This week I am seeing some new dragonflies emerging. Now we have some Twelve-Spotted Skimmers, Libellula-pulchella, helping to do battle against the deer flies and horse flies. Twelve-spotted Skimmer dragonflies slightly resemble the Common Whitetail dragonflies that I posted about a couple weeks ago. When they sit still for a moment it is easy to spot some of the key differences between those dragonflies. I love seeing these dragonflies, as well as the Whitetails, as they have the size and agility to easily take down many of the annoying biting insects around the ponds.
I also took a few photos of plants and flowers around the garden and in the fields. The orange daylilies, Hemerocallis fulva, are in peak bloom. Those lilies can spread and choke out even the most aggressive grasses so I like to situate them where they will help make garden maintenance easier rather than become a nuisance.
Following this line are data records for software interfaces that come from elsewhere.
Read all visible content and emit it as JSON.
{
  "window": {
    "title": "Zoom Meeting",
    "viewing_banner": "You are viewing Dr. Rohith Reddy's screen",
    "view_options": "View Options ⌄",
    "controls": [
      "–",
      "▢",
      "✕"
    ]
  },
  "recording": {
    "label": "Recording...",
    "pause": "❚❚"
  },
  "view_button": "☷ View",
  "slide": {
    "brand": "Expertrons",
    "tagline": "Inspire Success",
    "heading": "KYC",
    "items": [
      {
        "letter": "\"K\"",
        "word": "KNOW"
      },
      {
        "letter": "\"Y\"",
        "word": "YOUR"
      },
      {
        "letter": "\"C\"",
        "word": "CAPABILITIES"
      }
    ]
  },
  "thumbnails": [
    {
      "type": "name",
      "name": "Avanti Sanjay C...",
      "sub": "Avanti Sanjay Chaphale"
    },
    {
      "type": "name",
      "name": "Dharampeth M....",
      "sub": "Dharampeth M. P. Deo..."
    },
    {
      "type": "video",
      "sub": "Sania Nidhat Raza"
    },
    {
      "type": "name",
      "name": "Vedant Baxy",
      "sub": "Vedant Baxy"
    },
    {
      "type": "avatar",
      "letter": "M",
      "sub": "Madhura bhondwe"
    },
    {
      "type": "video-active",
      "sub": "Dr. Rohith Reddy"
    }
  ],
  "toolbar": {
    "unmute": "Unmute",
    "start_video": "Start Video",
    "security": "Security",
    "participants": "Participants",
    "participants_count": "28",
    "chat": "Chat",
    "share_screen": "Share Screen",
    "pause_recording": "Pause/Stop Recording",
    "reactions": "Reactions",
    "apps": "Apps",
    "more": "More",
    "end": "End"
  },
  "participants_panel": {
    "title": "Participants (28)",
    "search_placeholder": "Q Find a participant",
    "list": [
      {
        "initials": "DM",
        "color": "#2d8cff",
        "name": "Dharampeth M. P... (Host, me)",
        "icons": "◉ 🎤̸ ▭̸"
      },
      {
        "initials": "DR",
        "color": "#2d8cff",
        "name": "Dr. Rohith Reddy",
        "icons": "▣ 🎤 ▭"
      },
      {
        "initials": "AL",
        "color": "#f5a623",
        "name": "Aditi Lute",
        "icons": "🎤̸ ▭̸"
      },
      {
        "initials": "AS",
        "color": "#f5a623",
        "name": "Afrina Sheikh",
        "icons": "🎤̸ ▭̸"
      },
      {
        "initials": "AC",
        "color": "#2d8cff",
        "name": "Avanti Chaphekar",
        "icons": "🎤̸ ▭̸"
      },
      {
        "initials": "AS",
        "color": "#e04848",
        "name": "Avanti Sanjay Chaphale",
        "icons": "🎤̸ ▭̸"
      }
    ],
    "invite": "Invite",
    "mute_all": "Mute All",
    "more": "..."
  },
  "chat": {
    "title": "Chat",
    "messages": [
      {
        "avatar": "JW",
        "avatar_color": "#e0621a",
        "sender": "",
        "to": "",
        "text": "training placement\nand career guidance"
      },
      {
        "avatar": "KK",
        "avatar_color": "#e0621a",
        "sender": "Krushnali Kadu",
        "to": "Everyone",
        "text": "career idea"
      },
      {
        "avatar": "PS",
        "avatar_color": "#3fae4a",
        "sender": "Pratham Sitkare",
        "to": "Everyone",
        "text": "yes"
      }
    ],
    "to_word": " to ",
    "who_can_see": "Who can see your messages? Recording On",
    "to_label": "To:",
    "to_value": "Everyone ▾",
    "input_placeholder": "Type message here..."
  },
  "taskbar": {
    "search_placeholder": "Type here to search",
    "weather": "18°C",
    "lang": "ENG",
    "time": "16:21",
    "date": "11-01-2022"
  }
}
They are useful on difficult patches that can’t be reached by the mower, or on slopes and ditches that are prone to erosion or waterlogging.
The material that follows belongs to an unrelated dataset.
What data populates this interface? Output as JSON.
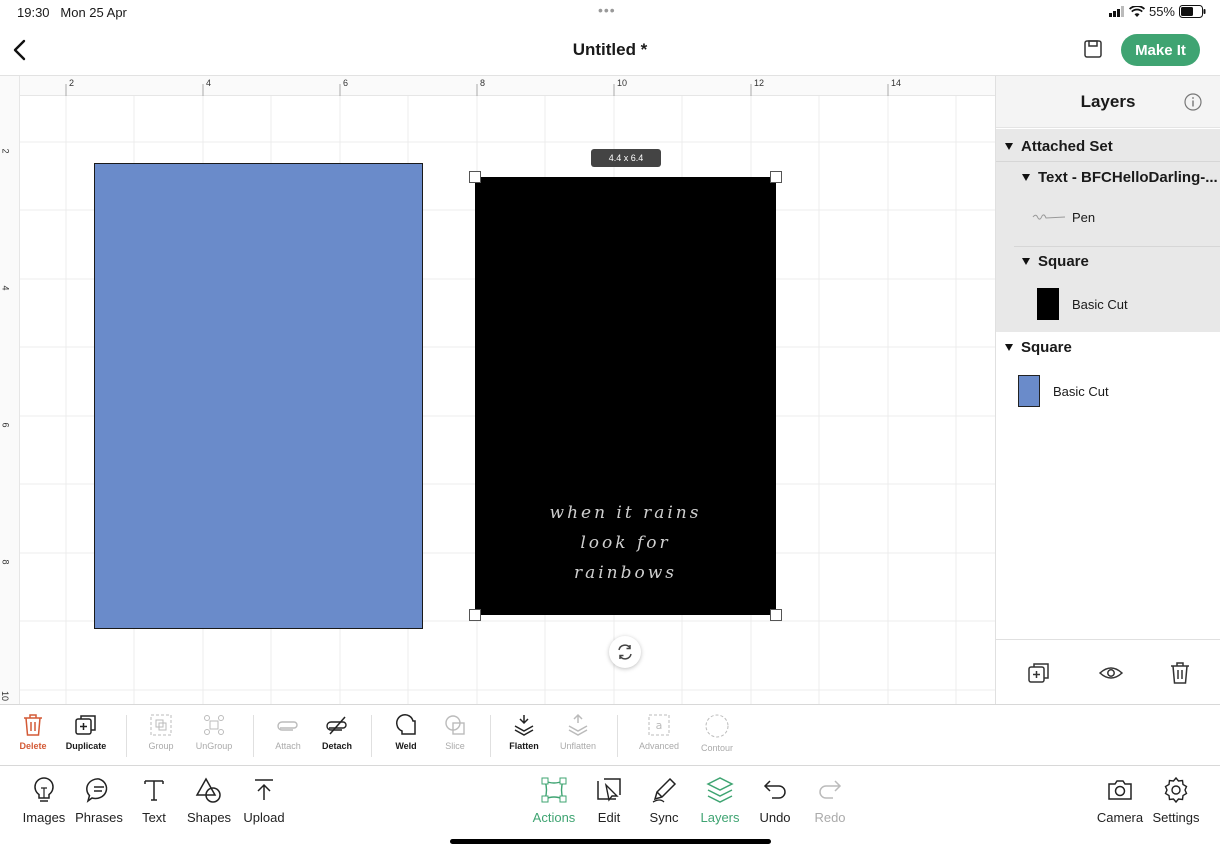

Out in the dry fields the sunflower-like Gaillardia, aka “Blanket Flower”, is in full bloom. They look like large orange daisies with yellow tipped petals. Perennial Sweet Pea is flowering too. The deep pink perennial sweet pea plants look nice in the wild, are very hardy, low-maintenance and will tolerate poor soil. While they have many advantages over the annual type there is a trade-off. The hardy perennial sweet pea lacks any of the scent and color variety that the delicate annual type is famous for.